**TASK INPUT:**

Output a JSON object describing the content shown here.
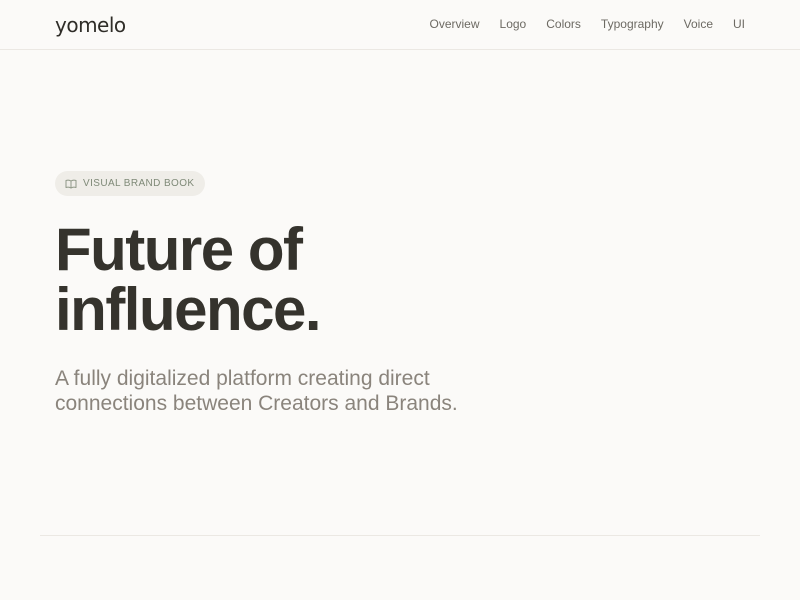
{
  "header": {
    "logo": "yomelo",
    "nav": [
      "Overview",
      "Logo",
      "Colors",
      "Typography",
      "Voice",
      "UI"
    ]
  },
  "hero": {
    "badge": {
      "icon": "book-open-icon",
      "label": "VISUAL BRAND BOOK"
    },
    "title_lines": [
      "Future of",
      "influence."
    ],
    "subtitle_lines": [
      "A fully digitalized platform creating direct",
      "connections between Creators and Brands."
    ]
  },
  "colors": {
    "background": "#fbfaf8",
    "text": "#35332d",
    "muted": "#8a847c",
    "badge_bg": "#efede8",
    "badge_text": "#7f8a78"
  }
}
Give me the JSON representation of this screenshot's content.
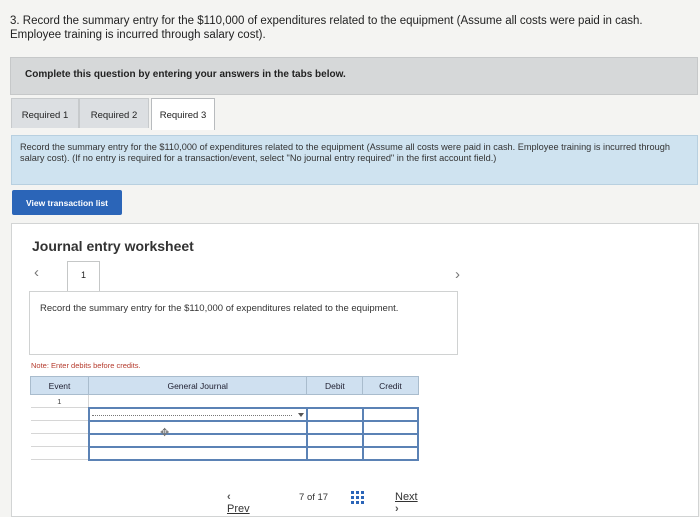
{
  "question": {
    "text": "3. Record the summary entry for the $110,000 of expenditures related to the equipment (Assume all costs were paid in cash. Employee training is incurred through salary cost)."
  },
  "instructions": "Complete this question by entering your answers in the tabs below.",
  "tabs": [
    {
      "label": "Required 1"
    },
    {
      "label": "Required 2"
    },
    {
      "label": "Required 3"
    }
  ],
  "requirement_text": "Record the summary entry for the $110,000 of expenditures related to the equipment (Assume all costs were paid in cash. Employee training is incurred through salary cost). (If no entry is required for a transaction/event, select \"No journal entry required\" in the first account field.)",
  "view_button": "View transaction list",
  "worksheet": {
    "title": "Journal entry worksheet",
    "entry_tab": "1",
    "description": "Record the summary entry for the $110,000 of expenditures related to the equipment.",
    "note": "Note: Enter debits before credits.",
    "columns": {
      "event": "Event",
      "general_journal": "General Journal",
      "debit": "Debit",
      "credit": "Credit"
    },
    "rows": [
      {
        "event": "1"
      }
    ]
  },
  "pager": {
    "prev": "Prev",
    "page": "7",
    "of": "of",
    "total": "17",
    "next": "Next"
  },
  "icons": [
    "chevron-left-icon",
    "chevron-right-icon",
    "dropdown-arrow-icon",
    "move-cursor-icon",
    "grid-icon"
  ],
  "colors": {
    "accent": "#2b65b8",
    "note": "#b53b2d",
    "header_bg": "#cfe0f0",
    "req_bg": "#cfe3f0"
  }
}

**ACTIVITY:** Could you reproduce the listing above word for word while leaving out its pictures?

**RESULT BELOW:**
Output a JSON object describing the content shown here.
{
  "header": {
    "logo": "yomelo",
    "nav": [
      "Overview",
      "Logo",
      "Colors",
      "Typography",
      "Voice",
      "UI"
    ]
  },
  "hero": {
    "badge": {
      "icon": "book-open-icon",
      "label": "VISUAL BRAND BOOK"
    },
    "title_lines": [
      "Future of",
      "influence."
    ],
    "subtitle_lines": [
      "A fully digitalized platform creating direct",
      "connections between Creators and Brands."
    ]
  },
  "colors": {
    "background": "#fbfaf8",
    "text": "#35332d",
    "muted": "#8a847c",
    "badge_bg": "#efede8",
    "badge_text": "#7f8a78"
  }
}
Give me the JSON representation of this screenshot's content.
{
  "question": {
    "text": "3. Record the summary entry for the $110,000 of expenditures related to the equipment (Assume all costs were paid in cash. Employee training is incurred through salary cost)."
  },
  "instructions": "Complete this question by entering your answers in the tabs below.",
  "tabs": [
    {
      "label": "Required 1"
    },
    {
      "label": "Required 2"
    },
    {
      "label": "Required 3"
    }
  ],
  "requirement_text": "Record the summary entry for the $110,000 of expenditures related to the equipment (Assume all costs were paid in cash. Employee training is incurred through salary cost). (If no entry is required for a transaction/event, select \"No journal entry required\" in the first account field.)",
  "view_button": "View transaction list",
  "worksheet": {
    "title": "Journal entry worksheet",
    "entry_tab": "1",
    "description": "Record the summary entry for the $110,000 of expenditures related to the equipment.",
    "note": "Note: Enter debits before credits.",
    "columns": {
      "event": "Event",
      "general_journal": "General Journal",
      "debit": "Debit",
      "credit": "Credit"
    },
    "rows": [
      {
        "event": "1"
      }
    ]
  },
  "pager": {
    "prev": "Prev",
    "page": "7",
    "of": "of",
    "total": "17",
    "next": "Next"
  },
  "icons": [
    "chevron-left-icon",
    "chevron-right-icon",
    "dropdown-arrow-icon",
    "move-cursor-icon",
    "grid-icon"
  ],
  "colors": {
    "accent": "#2b65b8",
    "note": "#b53b2d",
    "header_bg": "#cfe0f0",
    "req_bg": "#cfe3f0"
  }
}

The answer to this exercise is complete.